134 PROBLEMS IN EVALUATION
first made by Aristotle, between useful and fine art, "The judgment of art is by its value for good use," so that no art is worthy of the name which is not only beautifulwhich is interpreted as meaning "perfect" and is "a matter of accuracy"but useful and "effectual" as well. The emphasis everywhere, in short, is upon the intellectual, the moral, the practical. In this and the many allied interpretations of art according to which the human significance, the reality, and the "truth" expressed by the content are of primary importance, I am reminded of my first instruction in the history of art which began when the professor dramatically posed and answered the question: "Gentlemen, what is painting? It is the expression of non-material values by means of visual ones."
Contrast these opinions with those art theories that are formalistic, accenting formal aspects of artistic organization and their appreciation by means of the "esthetic attitude" or "esthetic experience," which is characterized as a special sort of contemplation or perception and is distinguished more or less sharply (according to the inclination of the individual critic) from experiences which are intellectual, moral, political, social, or practical. Accordingly, art becomes something quite different from Coomaraswamy's notion. We find not merely that disinterested perceptual contemplation is the goal of artistic experience, but that emotion is more important than knowledge and that esthetic pleasure, rather than the revelation of reality and truth, is the evaluating standard. And finally, the intellectual, moral, and practical aspects of an art object are ignored as irrelevant to artistic appreciation, or are perhaps classified as "derived esthetic values" which should be held subsidiary to the fundamental direct perceptual ones.83

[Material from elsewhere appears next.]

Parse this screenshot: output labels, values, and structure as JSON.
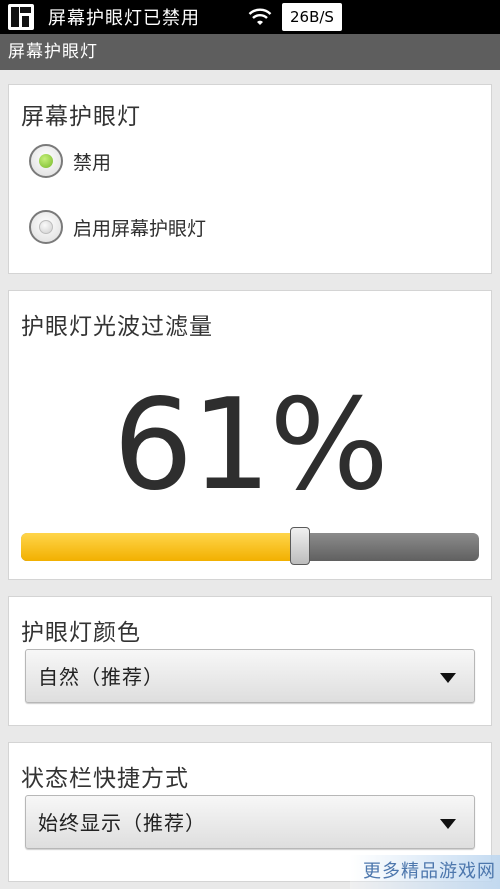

83. On this point, see H. N. Lee, Perception and Aesthetic Value (New York, 1958), chap. vii.